ENTRIES SHOWN.
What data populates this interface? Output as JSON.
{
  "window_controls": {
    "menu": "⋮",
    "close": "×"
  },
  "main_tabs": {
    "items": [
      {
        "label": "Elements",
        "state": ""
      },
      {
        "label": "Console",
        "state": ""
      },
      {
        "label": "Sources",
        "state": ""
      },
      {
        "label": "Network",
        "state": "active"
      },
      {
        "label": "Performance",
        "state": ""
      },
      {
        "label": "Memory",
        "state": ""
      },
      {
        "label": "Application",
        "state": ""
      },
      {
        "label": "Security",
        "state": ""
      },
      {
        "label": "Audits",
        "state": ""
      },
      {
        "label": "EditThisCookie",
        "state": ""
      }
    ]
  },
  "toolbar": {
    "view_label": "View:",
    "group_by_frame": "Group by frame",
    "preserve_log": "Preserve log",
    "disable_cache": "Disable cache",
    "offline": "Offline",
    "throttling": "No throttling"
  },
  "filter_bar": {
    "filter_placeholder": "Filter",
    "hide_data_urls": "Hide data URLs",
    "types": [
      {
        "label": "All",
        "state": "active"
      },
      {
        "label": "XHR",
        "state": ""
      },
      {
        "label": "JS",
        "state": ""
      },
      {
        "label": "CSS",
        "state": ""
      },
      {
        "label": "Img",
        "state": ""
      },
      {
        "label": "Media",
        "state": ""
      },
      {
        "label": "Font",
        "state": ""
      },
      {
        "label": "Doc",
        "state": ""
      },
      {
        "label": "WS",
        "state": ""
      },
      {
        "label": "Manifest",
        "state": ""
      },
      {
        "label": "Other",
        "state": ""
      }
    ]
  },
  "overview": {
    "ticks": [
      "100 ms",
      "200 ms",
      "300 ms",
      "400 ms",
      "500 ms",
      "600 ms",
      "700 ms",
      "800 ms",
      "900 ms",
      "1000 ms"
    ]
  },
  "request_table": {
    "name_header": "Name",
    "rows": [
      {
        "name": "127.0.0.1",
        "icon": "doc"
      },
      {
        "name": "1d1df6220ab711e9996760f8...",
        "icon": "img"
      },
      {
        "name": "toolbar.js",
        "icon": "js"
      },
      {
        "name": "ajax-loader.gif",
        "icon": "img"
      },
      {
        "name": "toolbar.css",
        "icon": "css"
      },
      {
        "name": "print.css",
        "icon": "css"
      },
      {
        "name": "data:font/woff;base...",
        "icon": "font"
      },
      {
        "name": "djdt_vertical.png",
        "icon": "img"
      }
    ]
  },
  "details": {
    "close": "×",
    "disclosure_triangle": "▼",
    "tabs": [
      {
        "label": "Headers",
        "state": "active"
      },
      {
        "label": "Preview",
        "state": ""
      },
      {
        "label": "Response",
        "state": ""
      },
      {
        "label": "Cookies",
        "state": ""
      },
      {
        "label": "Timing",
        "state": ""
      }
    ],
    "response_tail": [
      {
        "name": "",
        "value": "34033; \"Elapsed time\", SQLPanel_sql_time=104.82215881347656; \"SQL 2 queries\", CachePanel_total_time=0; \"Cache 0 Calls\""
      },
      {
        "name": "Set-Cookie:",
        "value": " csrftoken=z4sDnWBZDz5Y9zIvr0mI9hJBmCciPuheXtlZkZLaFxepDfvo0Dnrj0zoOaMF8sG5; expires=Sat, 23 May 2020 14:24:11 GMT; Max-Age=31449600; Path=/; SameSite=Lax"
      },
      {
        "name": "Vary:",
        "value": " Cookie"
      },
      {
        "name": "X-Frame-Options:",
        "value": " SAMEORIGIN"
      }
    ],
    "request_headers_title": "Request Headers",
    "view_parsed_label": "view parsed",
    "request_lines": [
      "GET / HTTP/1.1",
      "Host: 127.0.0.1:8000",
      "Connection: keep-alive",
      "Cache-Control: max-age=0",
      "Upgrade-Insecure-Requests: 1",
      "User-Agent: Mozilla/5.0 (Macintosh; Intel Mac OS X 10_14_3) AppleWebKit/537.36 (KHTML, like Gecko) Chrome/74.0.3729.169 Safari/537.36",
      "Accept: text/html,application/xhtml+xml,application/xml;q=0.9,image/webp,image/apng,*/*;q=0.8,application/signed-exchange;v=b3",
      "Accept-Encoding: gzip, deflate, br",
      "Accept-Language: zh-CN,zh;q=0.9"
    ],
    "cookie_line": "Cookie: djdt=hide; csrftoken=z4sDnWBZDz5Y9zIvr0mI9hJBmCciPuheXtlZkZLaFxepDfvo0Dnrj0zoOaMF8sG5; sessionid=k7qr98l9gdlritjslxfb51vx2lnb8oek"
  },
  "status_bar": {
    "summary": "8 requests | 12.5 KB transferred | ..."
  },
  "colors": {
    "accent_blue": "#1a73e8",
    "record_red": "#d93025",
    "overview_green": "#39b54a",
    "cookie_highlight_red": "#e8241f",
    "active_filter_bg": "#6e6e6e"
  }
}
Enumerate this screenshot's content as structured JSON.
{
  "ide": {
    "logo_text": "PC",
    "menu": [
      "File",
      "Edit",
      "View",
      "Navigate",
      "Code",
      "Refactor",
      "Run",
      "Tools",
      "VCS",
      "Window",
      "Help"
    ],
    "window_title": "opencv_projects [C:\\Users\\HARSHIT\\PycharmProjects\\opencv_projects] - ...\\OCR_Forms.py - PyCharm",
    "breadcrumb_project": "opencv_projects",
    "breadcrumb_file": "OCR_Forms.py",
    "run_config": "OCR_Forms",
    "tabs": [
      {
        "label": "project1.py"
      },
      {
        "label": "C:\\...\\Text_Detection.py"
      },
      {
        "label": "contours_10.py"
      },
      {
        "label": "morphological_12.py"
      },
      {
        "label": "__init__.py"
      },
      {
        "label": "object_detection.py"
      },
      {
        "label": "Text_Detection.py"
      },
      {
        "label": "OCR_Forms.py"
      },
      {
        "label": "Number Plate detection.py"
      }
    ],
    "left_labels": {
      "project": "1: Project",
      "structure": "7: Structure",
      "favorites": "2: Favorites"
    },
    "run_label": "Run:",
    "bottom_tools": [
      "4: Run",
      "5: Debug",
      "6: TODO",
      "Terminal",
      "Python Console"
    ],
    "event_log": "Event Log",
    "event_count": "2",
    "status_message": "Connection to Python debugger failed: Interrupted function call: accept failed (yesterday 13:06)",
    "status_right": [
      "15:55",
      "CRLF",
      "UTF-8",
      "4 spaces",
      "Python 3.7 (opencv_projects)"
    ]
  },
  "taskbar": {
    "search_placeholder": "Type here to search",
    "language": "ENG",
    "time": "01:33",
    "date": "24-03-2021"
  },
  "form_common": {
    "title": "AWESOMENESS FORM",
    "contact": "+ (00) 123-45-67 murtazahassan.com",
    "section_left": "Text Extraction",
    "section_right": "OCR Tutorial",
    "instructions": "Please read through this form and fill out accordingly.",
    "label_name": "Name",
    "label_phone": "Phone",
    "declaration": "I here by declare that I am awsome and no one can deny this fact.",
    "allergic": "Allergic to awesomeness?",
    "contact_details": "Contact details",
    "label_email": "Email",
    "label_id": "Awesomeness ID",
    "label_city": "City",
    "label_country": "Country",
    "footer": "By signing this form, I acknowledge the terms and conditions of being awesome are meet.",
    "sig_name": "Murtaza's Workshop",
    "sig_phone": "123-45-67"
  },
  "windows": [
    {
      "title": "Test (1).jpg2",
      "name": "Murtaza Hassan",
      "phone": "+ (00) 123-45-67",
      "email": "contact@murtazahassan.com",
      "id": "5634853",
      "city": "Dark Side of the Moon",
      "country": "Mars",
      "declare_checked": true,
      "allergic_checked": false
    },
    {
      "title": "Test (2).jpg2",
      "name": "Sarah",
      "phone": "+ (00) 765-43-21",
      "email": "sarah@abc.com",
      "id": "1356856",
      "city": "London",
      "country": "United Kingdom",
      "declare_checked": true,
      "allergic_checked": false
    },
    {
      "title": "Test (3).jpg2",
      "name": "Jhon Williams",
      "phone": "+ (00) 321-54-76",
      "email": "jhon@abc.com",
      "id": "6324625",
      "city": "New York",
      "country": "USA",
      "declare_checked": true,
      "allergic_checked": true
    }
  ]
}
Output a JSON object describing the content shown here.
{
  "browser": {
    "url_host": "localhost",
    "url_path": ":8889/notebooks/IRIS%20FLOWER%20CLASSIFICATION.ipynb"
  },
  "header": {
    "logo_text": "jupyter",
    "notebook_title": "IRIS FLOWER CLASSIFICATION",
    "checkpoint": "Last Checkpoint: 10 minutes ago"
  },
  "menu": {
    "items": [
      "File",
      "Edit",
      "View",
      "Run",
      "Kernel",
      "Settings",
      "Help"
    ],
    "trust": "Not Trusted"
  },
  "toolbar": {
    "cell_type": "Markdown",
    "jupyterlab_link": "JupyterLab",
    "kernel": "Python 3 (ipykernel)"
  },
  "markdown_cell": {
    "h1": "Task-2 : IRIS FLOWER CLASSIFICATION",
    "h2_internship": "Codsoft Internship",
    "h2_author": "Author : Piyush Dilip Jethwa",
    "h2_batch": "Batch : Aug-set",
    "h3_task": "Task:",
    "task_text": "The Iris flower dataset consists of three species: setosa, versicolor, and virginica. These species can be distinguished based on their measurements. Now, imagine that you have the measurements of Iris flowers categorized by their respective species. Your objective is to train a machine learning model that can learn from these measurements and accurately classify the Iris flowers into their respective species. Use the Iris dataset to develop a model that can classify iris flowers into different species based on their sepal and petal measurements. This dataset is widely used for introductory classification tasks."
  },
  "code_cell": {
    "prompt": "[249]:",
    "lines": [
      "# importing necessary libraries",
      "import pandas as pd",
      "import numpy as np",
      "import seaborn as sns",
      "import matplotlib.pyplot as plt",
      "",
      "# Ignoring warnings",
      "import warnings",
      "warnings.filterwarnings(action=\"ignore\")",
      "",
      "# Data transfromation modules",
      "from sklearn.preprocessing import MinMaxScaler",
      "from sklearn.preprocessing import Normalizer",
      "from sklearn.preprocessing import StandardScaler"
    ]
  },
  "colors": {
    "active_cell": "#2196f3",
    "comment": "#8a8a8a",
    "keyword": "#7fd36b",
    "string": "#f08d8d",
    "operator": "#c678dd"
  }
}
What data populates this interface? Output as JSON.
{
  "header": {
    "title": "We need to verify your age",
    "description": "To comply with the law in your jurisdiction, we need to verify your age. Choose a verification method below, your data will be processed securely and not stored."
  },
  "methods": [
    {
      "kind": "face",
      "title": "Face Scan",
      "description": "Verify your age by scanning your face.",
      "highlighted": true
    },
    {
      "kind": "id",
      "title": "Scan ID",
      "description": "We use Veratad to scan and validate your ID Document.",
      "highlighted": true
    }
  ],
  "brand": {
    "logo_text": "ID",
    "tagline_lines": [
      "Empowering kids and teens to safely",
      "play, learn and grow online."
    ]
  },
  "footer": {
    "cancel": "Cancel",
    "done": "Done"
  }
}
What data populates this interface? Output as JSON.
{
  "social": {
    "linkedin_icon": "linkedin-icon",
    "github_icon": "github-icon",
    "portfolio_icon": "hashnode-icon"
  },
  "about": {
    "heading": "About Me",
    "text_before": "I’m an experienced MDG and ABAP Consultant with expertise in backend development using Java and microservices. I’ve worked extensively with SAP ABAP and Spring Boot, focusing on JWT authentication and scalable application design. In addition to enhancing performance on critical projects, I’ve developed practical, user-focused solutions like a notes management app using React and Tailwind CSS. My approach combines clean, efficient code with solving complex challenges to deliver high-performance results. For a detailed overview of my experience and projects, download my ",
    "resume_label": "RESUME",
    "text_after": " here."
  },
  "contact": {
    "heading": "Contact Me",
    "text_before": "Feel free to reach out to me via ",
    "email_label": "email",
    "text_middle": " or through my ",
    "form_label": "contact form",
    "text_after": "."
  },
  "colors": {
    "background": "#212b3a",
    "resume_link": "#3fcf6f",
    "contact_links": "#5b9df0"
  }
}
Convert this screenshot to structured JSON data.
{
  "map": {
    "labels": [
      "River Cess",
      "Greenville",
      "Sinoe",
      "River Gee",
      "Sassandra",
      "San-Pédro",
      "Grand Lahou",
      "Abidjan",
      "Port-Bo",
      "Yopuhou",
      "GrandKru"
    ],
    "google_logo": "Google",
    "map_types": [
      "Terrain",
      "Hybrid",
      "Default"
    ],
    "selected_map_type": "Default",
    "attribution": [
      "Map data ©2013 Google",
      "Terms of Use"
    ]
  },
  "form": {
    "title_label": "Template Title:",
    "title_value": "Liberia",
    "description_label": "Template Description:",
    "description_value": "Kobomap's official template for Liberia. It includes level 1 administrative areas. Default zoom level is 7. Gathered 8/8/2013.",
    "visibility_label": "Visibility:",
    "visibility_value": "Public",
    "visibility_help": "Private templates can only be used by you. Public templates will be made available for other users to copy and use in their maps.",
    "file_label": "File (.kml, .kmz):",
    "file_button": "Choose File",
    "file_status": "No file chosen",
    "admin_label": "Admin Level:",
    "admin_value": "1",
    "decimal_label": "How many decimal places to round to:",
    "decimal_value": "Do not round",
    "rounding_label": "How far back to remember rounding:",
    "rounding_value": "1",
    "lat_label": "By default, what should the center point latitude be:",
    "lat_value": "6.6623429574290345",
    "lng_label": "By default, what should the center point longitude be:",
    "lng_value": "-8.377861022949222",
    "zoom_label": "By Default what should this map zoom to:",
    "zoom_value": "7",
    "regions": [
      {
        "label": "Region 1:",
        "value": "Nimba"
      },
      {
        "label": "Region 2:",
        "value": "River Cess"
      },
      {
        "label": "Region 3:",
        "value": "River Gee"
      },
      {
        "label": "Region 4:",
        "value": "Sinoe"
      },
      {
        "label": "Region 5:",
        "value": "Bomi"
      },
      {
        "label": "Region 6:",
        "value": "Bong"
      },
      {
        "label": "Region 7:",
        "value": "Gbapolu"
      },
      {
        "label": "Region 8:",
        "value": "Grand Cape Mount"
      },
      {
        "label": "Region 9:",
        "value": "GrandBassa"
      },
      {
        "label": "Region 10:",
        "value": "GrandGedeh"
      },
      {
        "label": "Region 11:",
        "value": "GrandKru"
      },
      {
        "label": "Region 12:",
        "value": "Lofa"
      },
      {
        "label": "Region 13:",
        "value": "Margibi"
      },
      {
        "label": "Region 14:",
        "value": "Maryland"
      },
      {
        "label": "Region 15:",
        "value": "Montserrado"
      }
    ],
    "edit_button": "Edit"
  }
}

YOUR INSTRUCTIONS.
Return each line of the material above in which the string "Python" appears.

RESPONSE BOX.
      "Python Console"
    "status_message": "Connection to Python debugger failed: Interrupted function call: accept failed (yesterday 13:06)",
      "Python 3.7 (opencv_projects)"
    "kernel": "Python 3 (ipykernel)"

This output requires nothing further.